WHAT IS EXPECTED :: State the number of lines that hold "detail" in the records below, with no other words.

RECORDED DATA ::

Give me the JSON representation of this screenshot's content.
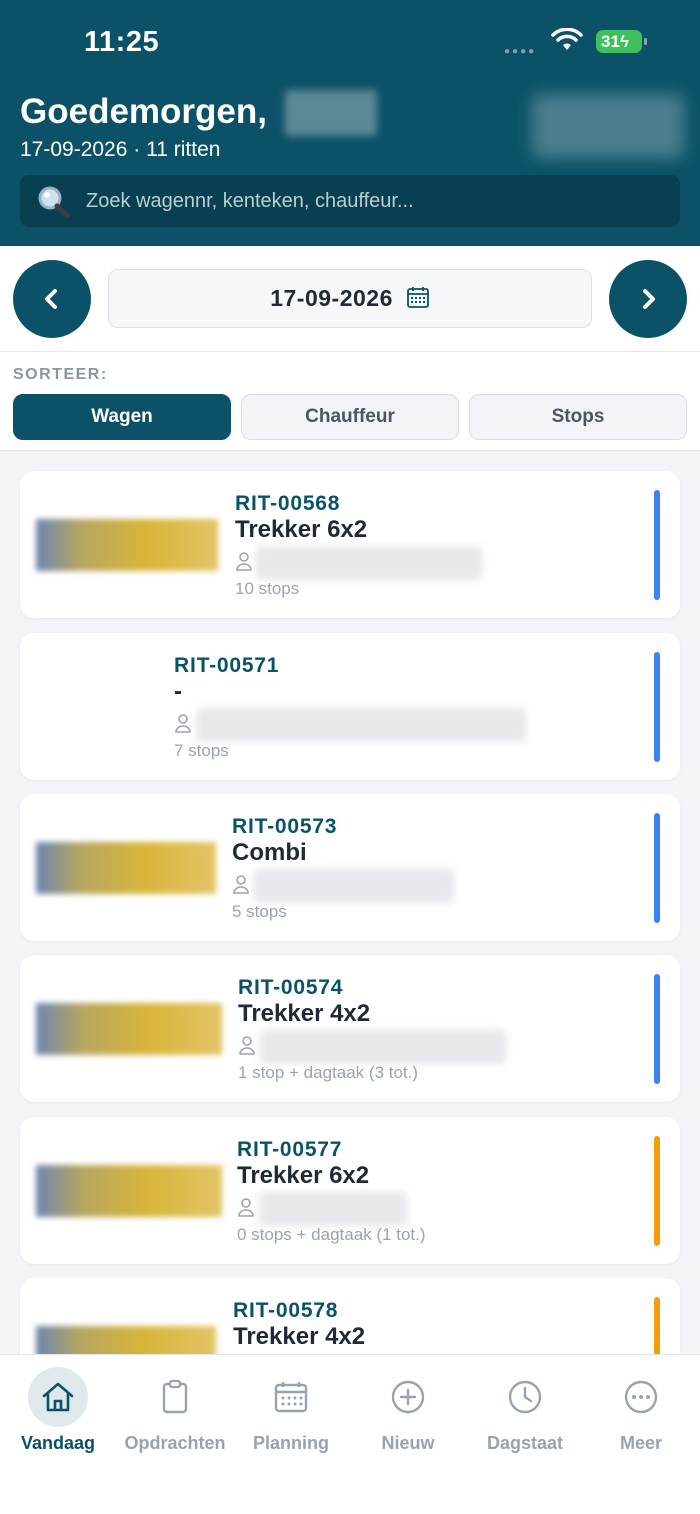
{
  "status_bar": {
    "time": "11:25",
    "battery": "31"
  },
  "header": {
    "greeting": "Goedemorgen,",
    "date": "17-09-2026",
    "separator": "·",
    "rides_count": "11 ritten",
    "search_placeholder": "Zoek wagennr, kenteken, chauffeur..."
  },
  "date_nav": {
    "date": "17-09-2026"
  },
  "sort": {
    "label": "SORTEER:",
    "options": [
      "Wagen",
      "Chauffeur",
      "Stops"
    ],
    "selected": "Wagen"
  },
  "rides": [
    {
      "id": "RIT-00568",
      "vehicle": "Trekker 6x2",
      "stops": "10 stops",
      "status_color": "#3b82f6"
    },
    {
      "id": "RIT-00571",
      "vehicle": "-",
      "stops": "7 stops",
      "status_color": "#3b82f6"
    },
    {
      "id": "RIT-00573",
      "vehicle": "Combi",
      "stops": "5 stops",
      "status_color": "#3b82f6"
    },
    {
      "id": "RIT-00574",
      "vehicle": "Trekker 4x2",
      "stops": "1 stop + dagtaak (3 tot.)",
      "status_color": "#3b82f6"
    },
    {
      "id": "RIT-00577",
      "vehicle": "Trekker 6x2",
      "stops": "0 stops + dagtaak (1 tot.)",
      "status_color": "#f59e0b"
    },
    {
      "id": "RIT-00578",
      "vehicle": "Trekker 4x2",
      "stops": "",
      "status_color": "#f59e0b"
    }
  ],
  "tabs": [
    {
      "label": "Vandaag",
      "icon": "home-icon",
      "active": true
    },
    {
      "label": "Opdrachten",
      "icon": "clipboard-icon",
      "active": false
    },
    {
      "label": "Planning",
      "icon": "calendar-icon",
      "active": false
    },
    {
      "label": "Nieuw",
      "icon": "plus-circle-icon",
      "active": false
    },
    {
      "label": "Dagstaat",
      "icon": "clock-icon",
      "active": false
    },
    {
      "label": "Meer",
      "icon": "more-icon",
      "active": false
    }
  ],
  "colors": {
    "primary": "#0b5268",
    "accent_blue": "#3b82f6",
    "accent_orange": "#f59e0b"
  }
}
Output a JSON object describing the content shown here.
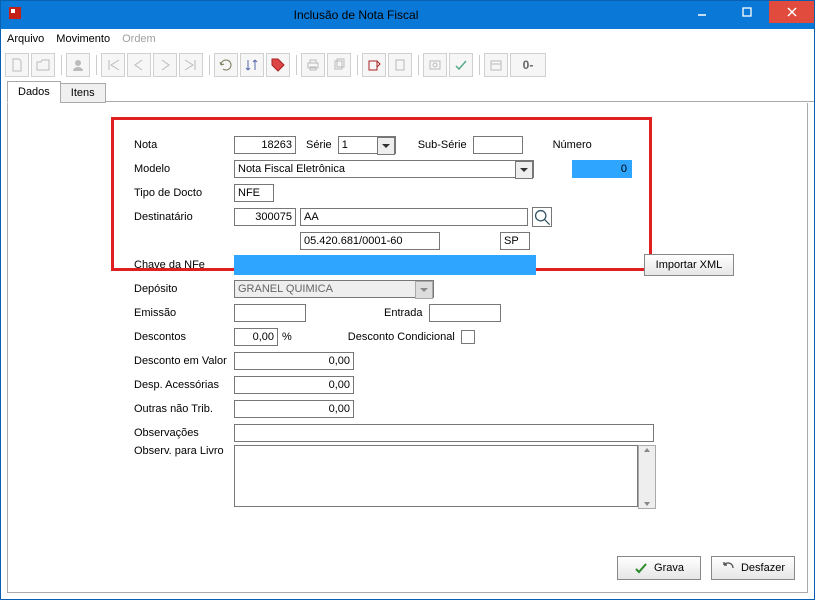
{
  "window": {
    "title": "Inclusão de Nota Fiscal"
  },
  "menu": {
    "arquivo": "Arquivo",
    "movimento": "Movimento",
    "ordem": "Ordem"
  },
  "toolbar": {
    "zero": "0-"
  },
  "tabs": [
    "Dados",
    "Itens"
  ],
  "labels": {
    "nota": "Nota",
    "serie": "Série",
    "subserie": "Sub-Série",
    "numero": "Número",
    "modelo": "Modelo",
    "tipo_docto": "Tipo de Docto",
    "destinatario": "Destinatário",
    "chave_nfe": "Chave da NFe",
    "importar_xml": "Importar XML",
    "deposito": "Depósito",
    "emissao": "Emissão",
    "entrada": "Entrada",
    "descontos": "Descontos",
    "percent": "%",
    "desconto_condicional": "Desconto Condicional",
    "desconto_valor": "Desconto em Valor",
    "desp_acessorias": "Desp. Acessórias",
    "outras_trib": "Outras não Trib.",
    "observacoes": "Observações",
    "observ_livro": "Observ. para Livro",
    "grava": "Grava",
    "desfazer": "Desfazer"
  },
  "fields": {
    "nota": "18263",
    "serie": "1",
    "subserie": "",
    "numero": "0",
    "modelo": "Nota Fiscal Eletrônica",
    "tipo_docto": "NFE",
    "dest_codigo": "300075",
    "dest_nome": "AA",
    "dest_cnpj": "05.420.681/0001-60",
    "dest_uf": "SP",
    "chave_nfe": "",
    "deposito": "GRANEL QUIMICA",
    "emissao": "",
    "entrada": "",
    "descontos": "0,00",
    "desconto_condicional": false,
    "desconto_valor": "0,00",
    "desp_acessorias": "0,00",
    "outras_trib": "0,00",
    "observacoes": "",
    "observ_livro": ""
  }
}
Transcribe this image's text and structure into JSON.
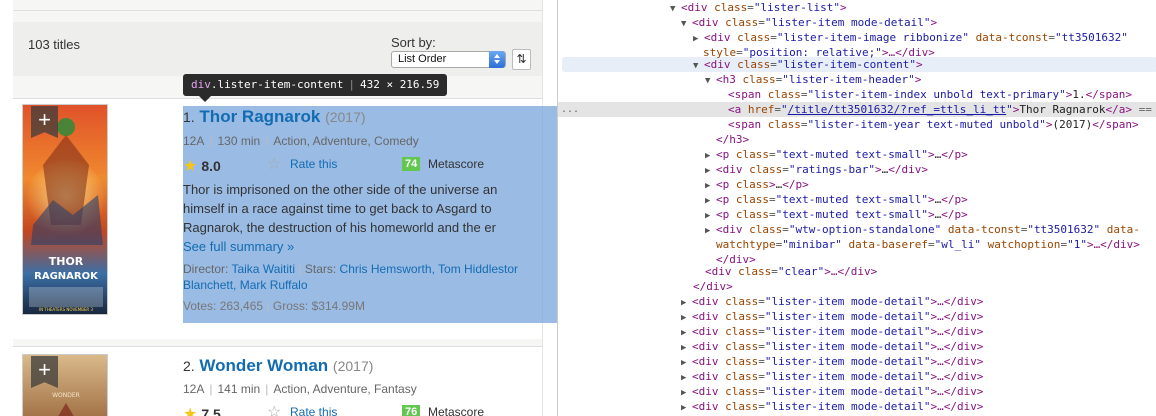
{
  "list_header": {
    "count": "103 titles",
    "sort_label": "Sort by:",
    "sort_value": "List Order",
    "sort_dir_icon": "⇅"
  },
  "tooltip": {
    "tag": "div",
    "cls": ".lister-item-content",
    "dims": "432 × 216.59"
  },
  "items": [
    {
      "index": "1.",
      "title": "Thor Ragnarok",
      "year": "(2017)",
      "certificate": "12A",
      "runtime": "130 min",
      "genre": "Action, Adventure, Comedy",
      "rating": "8.0",
      "rate_label": "Rate this",
      "metascore": "74",
      "metascore_label": "Metascore",
      "plot_lines": [
        "Thor is imprisoned on the other side of the universe an",
        "himself in a race against time to get back to Asgard to",
        "Ragnarok, the destruction of his homeworld and the er"
      ],
      "summary_link": "See full summary",
      "summary_arrow": "»",
      "director_label": "Director:",
      "director": "Taika Waititi",
      "stars_label": "Stars:",
      "stars_line1": "Chris Hemsworth, Tom Hiddlestor",
      "stars_line2": "Blanchett, Mark Ruffalo",
      "votes_label": "Votes:",
      "votes": "263,465",
      "gross_label": "Gross:",
      "gross": "$314.99M",
      "poster_text_top": "THOR",
      "poster_text_bottom": "RAGNAROK",
      "poster_date": "IN THEATERS NOVEMBER 3"
    },
    {
      "index": "2.",
      "title": "Wonder Woman",
      "year": "(2017)",
      "certificate": "12A",
      "runtime": "141 min",
      "genre": "Action, Adventure, Fantasy",
      "rating": "7.5",
      "rate_label": "Rate this",
      "metascore": "76",
      "metascore_label": "Metascore",
      "poster_text_top": "WONDER"
    }
  ],
  "ribbon_plus": "+",
  "devtools": {
    "lines": [
      {
        "t": "▼",
        "html": "<div class=\"lister-list\">",
        "tag": "div",
        "attrs": [
          [
            "class",
            "lister-list"
          ]
        ],
        "close": ">"
      },
      {
        "t": "▼",
        "tag": "div",
        "attrs": [
          [
            "class",
            "lister-item mode-detail"
          ]
        ]
      },
      {
        "t": "▶",
        "tag": "div",
        "attrs": [
          [
            "class",
            "lister-item-image ribbonize"
          ],
          [
            "data-tconst",
            "tt3501632"
          ]
        ],
        "tail": ""
      },
      {
        "t": "",
        "cont": "style=\"position: relative;\">…</div>"
      },
      {
        "t": "▼",
        "tag": "div",
        "attrs": [
          [
            "class",
            "lister-item-content"
          ]
        ]
      },
      {
        "t": "▼",
        "tag": "h3",
        "attrs": [
          [
            "class",
            "lister-item-header"
          ]
        ]
      },
      {
        "t": "",
        "span1": true
      },
      {
        "t": "",
        "link": true
      },
      {
        "t": "",
        "span2": true
      },
      {
        "t": "",
        "close": "</h3>"
      },
      {
        "t": "▶",
        "p": "p class=\"text-muted text-small\""
      },
      {
        "t": "▶",
        "p": "div class=\"ratings-bar\""
      },
      {
        "t": "▶",
        "p": "p class=\"\""
      },
      {
        "t": "▶",
        "p": "p class=\"text-muted text-small\""
      },
      {
        "t": "▶",
        "p": "p class=\"text-muted text-small\""
      },
      {
        "t": "▶",
        "wtw": true
      },
      {
        "t": "",
        "close": "</div>"
      },
      {
        "t": "",
        "clear": true
      },
      {
        "t": "",
        "close": "</div>"
      }
    ],
    "text": {
      "l0_tag": "div",
      "l0_attr": "class",
      "l0_val": "lister-list",
      "l1_tag": "div",
      "l1_attr": "class",
      "l1_val": "lister-item mode-detail",
      "l2_tag": "div",
      "l2_attr": "class",
      "l2_val": "lister-item-image ribbonize",
      "l2_attr2": "data-tconst",
      "l2_val2": "tt3501632",
      "l3_attr": "style",
      "l3_val": "position: relative;",
      "l3_rest": "…</div>",
      "l4_tag": "div",
      "l4_attr": "class",
      "l4_val": "lister-item-content",
      "l5_tag": "h3",
      "l5_attr": "class",
      "l5_val": "lister-item-header",
      "l6_tag": "span",
      "l6_attr": "class",
      "l6_val": "lister-item-index unbold text-primary",
      "l6_text": "1.",
      "l6_close": "span",
      "l7_tag": "a",
      "l7_attr": "href",
      "l7_val": "/title/tt3501632/?ref_=ttls_li_tt",
      "l7_text": "Thor Ragnarok",
      "l7_close": "a",
      "l7_marker": "==",
      "l8_tag": "span",
      "l8_attr": "class",
      "l8_val": "lister-item-year text-muted unbold",
      "l8_text": "(2017)",
      "l8_close": "span",
      "l9_close": "h3",
      "l10_tag": "p",
      "l10_attr": "class",
      "l10_val": "text-muted text-small",
      "l10_mid": "…",
      "l10_close": "p",
      "l11_tag": "div",
      "l11_attr": "class",
      "l11_val": "ratings-bar",
      "l11_mid": "…",
      "l11_close": "div",
      "l12_tag": "p",
      "l12_attr": "class",
      "l12_mid": "…",
      "l12_close": "p",
      "l13_tag": "p",
      "l13_attr": "class",
      "l13_val": "text-muted text-small",
      "l13_mid": "…",
      "l13_close": "p",
      "l14_tag": "p",
      "l14_attr": "class",
      "l14_val": "text-muted text-small",
      "l14_mid": "…",
      "l14_close": "p",
      "l15_tag": "div",
      "l15_attr": "class",
      "l15_val": "wtw-option-standalone",
      "l15_attr2": "data-tconst",
      "l15_val2": "tt3501632",
      "l15_attr3": "data-",
      "l16_attr": "watchtype",
      "l16_val": "minibar",
      "l16_attr2": "data-baseref",
      "l16_val2": "wl_li",
      "l16_attr3": "watchoption",
      "l16_val3": "1",
      "l16_rest": "…</div>",
      "l17_close": "div",
      "l18_tag": "div",
      "l18_attr": "class",
      "l18_val": "clear",
      "l18_rest": "…</div>",
      "l19_close": "div",
      "collapsed_tag": "div",
      "collapsed_attr": "class",
      "collapsed_val": "lister-item mode-detail",
      "collapsed_rest": "…</div>"
    },
    "gutter_dots": "..."
  }
}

THE ANSWER :: 3